We served the crab with fresh asparagus – a wonderful spring meal.  After all, on Memorial Day in Maine the lilacs are still in bloom.

maine peekytoe crab

Was there enough crabmeat for a meal?  Yes, and more.  Although the effort-to-meat ratio was higher than with lobster, the claws and legs produced sweet, delicate meat.

But I wondered why this crustacean is so under-rated in Maine?

I asked around.  It seems that the lobster men consider crabs a nuisance because they eat the bait from the lobster traps.  They pull up the crabs coincidentally when they’re hauling their lobster.  They might give them to their wives to pick and market the crabmeat or sell the whole crabs to lobster pounds if they get a decent price.  But because of crabs’ relatively low value, they’re regarded as a throwaway by-product.
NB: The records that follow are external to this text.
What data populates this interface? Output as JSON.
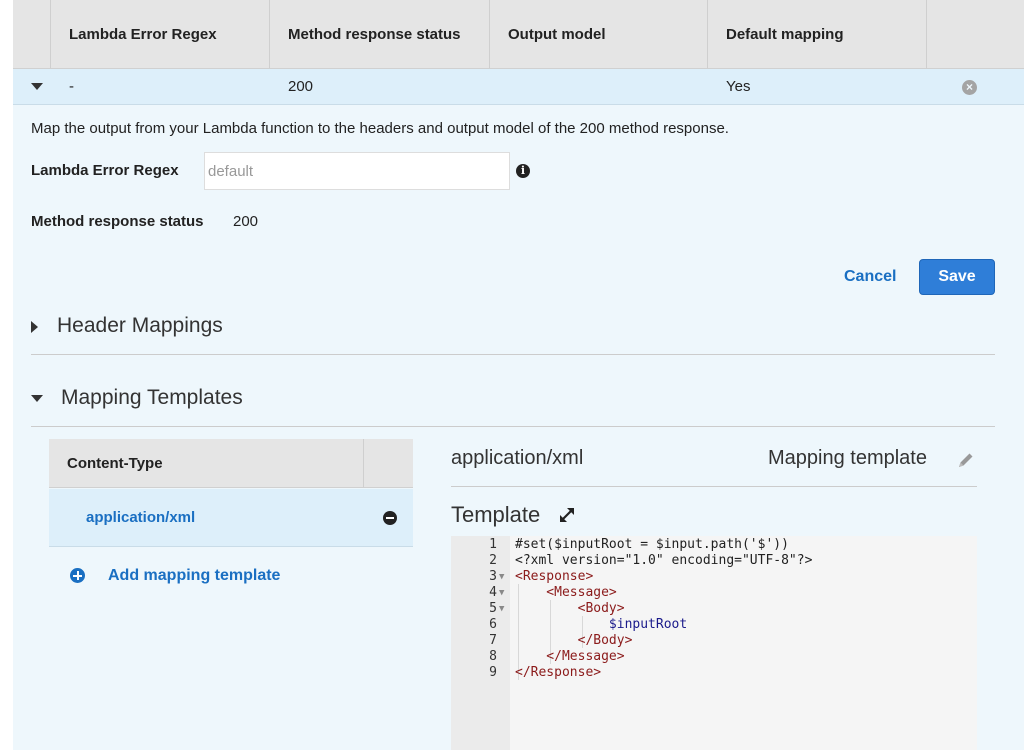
{
  "table": {
    "headers": [
      "Lambda Error Regex",
      "Method response status",
      "Output model",
      "Default mapping"
    ],
    "row": {
      "regex": "-",
      "status": "200",
      "output_model": "",
      "default_mapping": "Yes"
    }
  },
  "form": {
    "description": "Map the output from your Lambda function to the headers and output model of the 200 method response.",
    "regex_label": "Lambda Error Regex",
    "regex_placeholder": "default",
    "status_label": "Method response status",
    "status_value": "200",
    "cancel_label": "Cancel",
    "save_label": "Save"
  },
  "sections": {
    "header_mappings": "Header Mappings",
    "mapping_templates": "Mapping Templates"
  },
  "content_types": {
    "header": "Content-Type",
    "items": [
      "application/xml"
    ],
    "add_label": "Add mapping template"
  },
  "template_panel": {
    "content_type": "application/xml",
    "mapping_template_label": "Mapping template",
    "template_label": "Template"
  },
  "code_lines": [
    "#set($inputRoot = $input.path('$'))",
    "<?xml version=\"1.0\" encoding=\"UTF-8\"?>",
    "<Response>",
    "    <Message>",
    "        <Body>",
    "            $inputRoot",
    "        </Body>",
    "    </Message>",
    "</Response>"
  ],
  "line_numbers": [
    "1",
    "2",
    "3",
    "4",
    "5",
    "6",
    "7",
    "8",
    "9"
  ],
  "colors": {
    "accent": "#2f7ed8",
    "link": "#1a6fc2",
    "panel_bg": "#eef7fc"
  }
}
This seems generally to have been the story until 1997 when a seafood wholesaler in Portland started referring to Maine rock crabs (Cancer irroratus) as “Peekytoe,” the local slang term.  That’s because the crab leg has a sharp point  or “picked toe” — “picked” pronounced as if it had two syllables (rhyming with picket).

Suddenly the newly christened Peekytoe crab was being featured in recipes by Martha Stewart and Daniel Boulud and in NYC restaurant notes with $$$$ next to the listing.

New York chefs started paying $12 to $14 a pound for something that has long been routinely discarded.

A final note.  Peekytoe crabs are different from blue crabs, which are common from Massachusetts to Texas and particularly prized from Chesapeake Bay, North Carolina and Louisiana fisheries during their “soft shell” phase.

I used to go crabbing with my Dad on Nantucket.  We’d coax the blue crabs over to our nets with some chicken wings on a string, then scoop them up.  They’re fast, which makes crabbing a lot of fun.

In Maine they don’t have blue crabs, but every once in a while you see something else blue.

blue lobster



A Maine Food Adventure – In Search of Clams 

What Is A Lobster Pound?  Why Have I Only Heard This Term around Acadia National Park? 

When the Best Maine Lobster Roll Isn’t a Roll at All

 travel, Uncategorized  Comments Off on When the Best Maine Lobster Roll Isn’t a Roll at All
Jul 092011

Locals can get a little cranky when you ask, “What’s the best lobster pound?” 

“A lobster is a lobster is a lobster.” 

“It takes someone with a rare talent to screw up a boiled or steamed lobster.” 

Whether or not that’s true about boiled lobster (overcooking does cause toughness), it’s certainly not the case with lobster rolls.  Granted, in Maine they all usually taste great.  However, in side-by-side comparisons, some lobster rolls do taste better than others.  Preparation of the lobster salad varies.  Freshness varies.  And some purveyors, most notably the Lobster Claw in Bar Harbor, will make you a lobster roll that features fresh, unadulterated lobster meat.  Naked, as they say.

Among the lobster pounds near Acadia National Park perhaps the biggest difference in any lobster roll is the very lack of the roll itself at Trenton Bridge Lobster Pound.  At this esteemed establishment, which has had four generations of family members working there, lobster salad is served on a dense white bread that tastes like what my mother used to bake at home.  Says Josette Pettegrow, whose parents started the business in 1956, “It’s the old-fashioned way.  It’s how my mother served lobster salad, and my grandmother before.” 

That’s the way Nancy Jenkins sees it.  Writing in the New York Times, she noted, “The lobster roll is a tradition, though not a very old one. My 75-year-old father, who has lived all his life in Maine, says he doesn’t remember eating a lobster roll until sometime after World War II.” 

So, when you visit Acadia National Park, consider trying a lobster salad sandwich at Trenton Bridge Lobster Pound.  It’s located on Route 3 just as you approach the bridge to cross over to Mount Desert Island.  You’ll see the sign and smell the smoke of the wood-fired cookers boiling the lobsters. 

For more dining options during your trip to Acadia National Park, check out the restaurant reviews at OUR ACADIA.  You’ll get tips on where to find the best crab bisque, great choices for a special evening out, and places to eat with kids.